▶ PROBLEM REQUIREMENTS: Retype the records below exactly as they appear.

▶ Entries from a dataset of interfaces:
##############################
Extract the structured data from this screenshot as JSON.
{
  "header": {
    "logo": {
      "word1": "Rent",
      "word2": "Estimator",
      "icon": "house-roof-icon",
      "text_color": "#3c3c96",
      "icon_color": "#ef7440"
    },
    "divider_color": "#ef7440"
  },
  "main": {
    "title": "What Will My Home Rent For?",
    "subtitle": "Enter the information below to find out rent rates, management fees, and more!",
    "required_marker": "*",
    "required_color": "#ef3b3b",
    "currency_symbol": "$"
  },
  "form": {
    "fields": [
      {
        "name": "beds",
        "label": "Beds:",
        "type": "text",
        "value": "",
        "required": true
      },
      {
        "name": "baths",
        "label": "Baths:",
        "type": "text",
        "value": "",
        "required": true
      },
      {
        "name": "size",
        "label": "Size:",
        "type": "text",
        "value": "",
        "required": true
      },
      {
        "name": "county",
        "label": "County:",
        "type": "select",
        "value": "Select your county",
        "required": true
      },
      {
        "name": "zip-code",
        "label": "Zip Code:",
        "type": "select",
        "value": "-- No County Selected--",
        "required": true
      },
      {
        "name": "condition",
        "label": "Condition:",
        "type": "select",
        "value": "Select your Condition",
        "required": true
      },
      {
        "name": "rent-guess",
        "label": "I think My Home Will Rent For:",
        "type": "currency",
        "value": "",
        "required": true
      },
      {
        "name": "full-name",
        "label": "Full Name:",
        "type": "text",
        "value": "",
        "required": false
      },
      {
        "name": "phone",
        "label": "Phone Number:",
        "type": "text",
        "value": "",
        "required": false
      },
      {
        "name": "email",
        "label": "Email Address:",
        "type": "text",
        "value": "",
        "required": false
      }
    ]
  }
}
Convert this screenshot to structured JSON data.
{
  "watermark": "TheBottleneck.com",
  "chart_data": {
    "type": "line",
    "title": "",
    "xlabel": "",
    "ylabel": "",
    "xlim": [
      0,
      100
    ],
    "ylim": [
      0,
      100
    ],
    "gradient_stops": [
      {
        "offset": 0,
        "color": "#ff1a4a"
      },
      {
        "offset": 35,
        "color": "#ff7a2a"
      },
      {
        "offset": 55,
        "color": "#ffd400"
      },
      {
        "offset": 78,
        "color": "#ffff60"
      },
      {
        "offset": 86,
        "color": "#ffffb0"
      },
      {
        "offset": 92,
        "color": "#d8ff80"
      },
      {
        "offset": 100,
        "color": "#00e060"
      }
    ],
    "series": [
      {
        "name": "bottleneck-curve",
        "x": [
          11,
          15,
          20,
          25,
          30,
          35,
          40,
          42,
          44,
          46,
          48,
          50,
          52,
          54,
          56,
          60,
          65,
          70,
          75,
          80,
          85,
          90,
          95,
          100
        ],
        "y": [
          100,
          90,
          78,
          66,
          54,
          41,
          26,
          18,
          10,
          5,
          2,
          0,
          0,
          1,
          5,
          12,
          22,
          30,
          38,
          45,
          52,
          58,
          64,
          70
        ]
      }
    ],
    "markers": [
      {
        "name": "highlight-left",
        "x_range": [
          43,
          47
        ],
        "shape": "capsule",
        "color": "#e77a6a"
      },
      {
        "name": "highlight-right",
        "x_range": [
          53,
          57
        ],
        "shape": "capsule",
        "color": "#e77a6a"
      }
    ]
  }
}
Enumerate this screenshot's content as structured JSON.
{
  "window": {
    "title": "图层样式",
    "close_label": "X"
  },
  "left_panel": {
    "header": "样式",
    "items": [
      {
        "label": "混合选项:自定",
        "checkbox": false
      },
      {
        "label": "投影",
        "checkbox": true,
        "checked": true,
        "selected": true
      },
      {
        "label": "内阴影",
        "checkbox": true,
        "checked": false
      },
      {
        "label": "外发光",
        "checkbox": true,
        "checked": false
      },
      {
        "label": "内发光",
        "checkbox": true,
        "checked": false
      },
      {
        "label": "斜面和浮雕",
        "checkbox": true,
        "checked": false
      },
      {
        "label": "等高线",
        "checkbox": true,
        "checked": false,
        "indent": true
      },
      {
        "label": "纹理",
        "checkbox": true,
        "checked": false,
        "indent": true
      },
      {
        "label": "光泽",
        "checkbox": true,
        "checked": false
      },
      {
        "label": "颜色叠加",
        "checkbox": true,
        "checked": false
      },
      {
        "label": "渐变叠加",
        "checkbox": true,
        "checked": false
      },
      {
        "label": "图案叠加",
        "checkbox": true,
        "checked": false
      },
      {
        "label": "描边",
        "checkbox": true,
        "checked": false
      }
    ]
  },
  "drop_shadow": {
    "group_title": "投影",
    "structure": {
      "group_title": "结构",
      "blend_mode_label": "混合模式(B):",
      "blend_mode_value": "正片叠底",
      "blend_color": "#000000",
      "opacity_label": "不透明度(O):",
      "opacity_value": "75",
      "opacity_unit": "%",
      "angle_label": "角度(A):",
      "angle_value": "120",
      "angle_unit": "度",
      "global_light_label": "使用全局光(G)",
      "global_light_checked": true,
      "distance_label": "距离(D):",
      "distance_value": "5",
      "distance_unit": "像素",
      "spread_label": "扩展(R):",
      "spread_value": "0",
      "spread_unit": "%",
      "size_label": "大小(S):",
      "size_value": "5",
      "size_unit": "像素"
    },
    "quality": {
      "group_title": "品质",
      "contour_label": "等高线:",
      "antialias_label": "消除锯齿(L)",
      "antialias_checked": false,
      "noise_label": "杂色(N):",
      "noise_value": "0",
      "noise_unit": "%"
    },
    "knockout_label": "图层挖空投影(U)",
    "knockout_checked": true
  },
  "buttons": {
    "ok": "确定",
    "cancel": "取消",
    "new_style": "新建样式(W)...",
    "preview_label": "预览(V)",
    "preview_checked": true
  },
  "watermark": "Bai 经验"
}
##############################
▶ PROBLEM SOLUTION:
Extract the structured data from this screenshot as JSON.
{
  "header": {
    "logo": {
      "word1": "Rent",
      "word2": "Estimator",
      "icon": "house-roof-icon",
      "text_color": "#3c3c96",
      "icon_color": "#ef7440"
    },
    "divider_color": "#ef7440"
  },
  "main": {
    "title": "What Will My Home Rent For?",
    "subtitle": "Enter the information below to find out rent rates, management fees, and more!",
    "required_marker": "*",
    "required_color": "#ef3b3b",
    "currency_symbol": "$"
  },
  "form": {
    "fields": [
      {
        "name": "beds",
        "label": "Beds:",
        "type": "text",
        "value": "",
        "required": true
      },
      {
        "name": "baths",
        "label": "Baths:",
        "type": "text",
        "value": "",
        "required": true
      },
      {
        "name": "size",
        "label": "Size:",
        "type": "text",
        "value": "",
        "required": true
      },
      {
        "name": "county",
        "label": "County:",
        "type": "select",
        "value": "Select your county",
        "required": true
      },
      {
        "name": "zip-code",
        "label": "Zip Code:",
        "type": "select",
        "value": "-- No County Selected--",
        "required": true
      },
      {
        "name": "condition",
        "label": "Condition:",
        "type": "select",
        "value": "Select your Condition",
        "required": true
      },
      {
        "name": "rent-guess",
        "label": "I think My Home Will Rent For:",
        "type": "currency",
        "value": "",
        "required": true
      },
      {
        "name": "full-name",
        "label": "Full Name:",
        "type": "text",
        "value": "",
        "required": false
      },
      {
        "name": "phone",
        "label": "Phone Number:",
        "type": "text",
        "value": "",
        "required": false
      },
      {
        "name": "email",
        "label": "Email Address:",
        "type": "text",
        "value": "",
        "required": false
      }
    ]
  }
}
Convert this screenshot to structured JSON data.
{
  "watermark": "TheBottleneck.com",
  "chart_data": {
    "type": "line",
    "title": "",
    "xlabel": "",
    "ylabel": "",
    "xlim": [
      0,
      100
    ],
    "ylim": [
      0,
      100
    ],
    "gradient_stops": [
      {
        "offset": 0,
        "color": "#ff1a4a"
      },
      {
        "offset": 35,
        "color": "#ff7a2a"
      },
      {
        "offset": 55,
        "color": "#ffd400"
      },
      {
        "offset": 78,
        "color": "#ffff60"
      },
      {
        "offset": 86,
        "color": "#ffffb0"
      },
      {
        "offset": 92,
        "color": "#d8ff80"
      },
      {
        "offset": 100,
        "color": "#00e060"
      }
    ],
    "series": [
      {
        "name": "bottleneck-curve",
        "x": [
          11,
          15,
          20,
          25,
          30,
          35,
          40,
          42,
          44,
          46,
          48,
          50,
          52,
          54,
          56,
          60,
          65,
          70,
          75,
          80,
          85,
          90,
          95,
          100
        ],
        "y": [
          100,
          90,
          78,
          66,
          54,
          41,
          26,
          18,
          10,
          5,
          2,
          0,
          0,
          1,
          5,
          12,
          22,
          30,
          38,
          45,
          52,
          58,
          64,
          70
        ]
      }
    ],
    "markers": [
      {
        "name": "highlight-left",
        "x_range": [
          43,
          47
        ],
        "shape": "capsule",
        "color": "#e77a6a"
      },
      {
        "name": "highlight-right",
        "x_range": [
          53,
          57
        ],
        "shape": "capsule",
        "color": "#e77a6a"
      }
    ]
  }
}
Enumerate this screenshot's content as structured JSON.
{
  "window": {
    "title": "图层样式",
    "close_label": "X"
  },
  "left_panel": {
    "header": "样式",
    "items": [
      {
        "label": "混合选项:自定",
        "checkbox": false
      },
      {
        "label": "投影",
        "checkbox": true,
        "checked": true,
        "selected": true
      },
      {
        "label": "内阴影",
        "checkbox": true,
        "checked": false
      },
      {
        "label": "外发光",
        "checkbox": true,
        "checked": false
      },
      {
        "label": "内发光",
        "checkbox": true,
        "checked": false
      },
      {
        "label": "斜面和浮雕",
        "checkbox": true,
        "checked": false
      },
      {
        "label": "等高线",
        "checkbox": true,
        "checked": false,
        "indent": true
      },
      {
        "label": "纹理",
        "checkbox": true,
        "checked": false,
        "indent": true
      },
      {
        "label": "光泽",
        "checkbox": true,
        "checked": false
      },
      {
        "label": "颜色叠加",
        "checkbox": true,
        "checked": false
      },
      {
        "label": "渐变叠加",
        "checkbox": true,
        "checked": false
      },
      {
        "label": "图案叠加",
        "checkbox": true,
        "checked": false
      },
      {
        "label": "描边",
        "checkbox": true,
        "checked": false
      }
    ]
  },
  "drop_shadow": {
    "group_title": "投影",
    "structure": {
      "group_title": "结构",
      "blend_mode_label": "混合模式(B):",
      "blend_mode_value": "正片叠底",
      "blend_color": "#000000",
      "opacity_label": "不透明度(O):",
      "opacity_value": "75",
      "opacity_unit": "%",
      "angle_label": "角度(A):",
      "angle_value": "120",
      "angle_unit": "度",
      "global_light_label": "使用全局光(G)",
      "global_light_checked": true,
      "distance_label": "距离(D):",
      "distance_value": "5",
      "distance_unit": "像素",
      "spread_label": "扩展(R):",
      "spread_value": "0",
      "spread_unit": "%",
      "size_label": "大小(S):",
      "size_value": "5",
      "size_unit": "像素"
    },
    "quality": {
      "group_title": "品质",
      "contour_label": "等高线:",
      "antialias_label": "消除锯齿(L)",
      "antialias_checked": false,
      "noise_label": "杂色(N):",
      "noise_value": "0",
      "noise_unit": "%"
    },
    "knockout_label": "图层挖空投影(U)",
    "knockout_checked": true
  },
  "buttons": {
    "ok": "确定",
    "cancel": "取消",
    "new_style": "新建样式(W)...",
    "preview_label": "预览(V)",
    "preview_checked": true
  },
  "watermark": "Bai 经验"
}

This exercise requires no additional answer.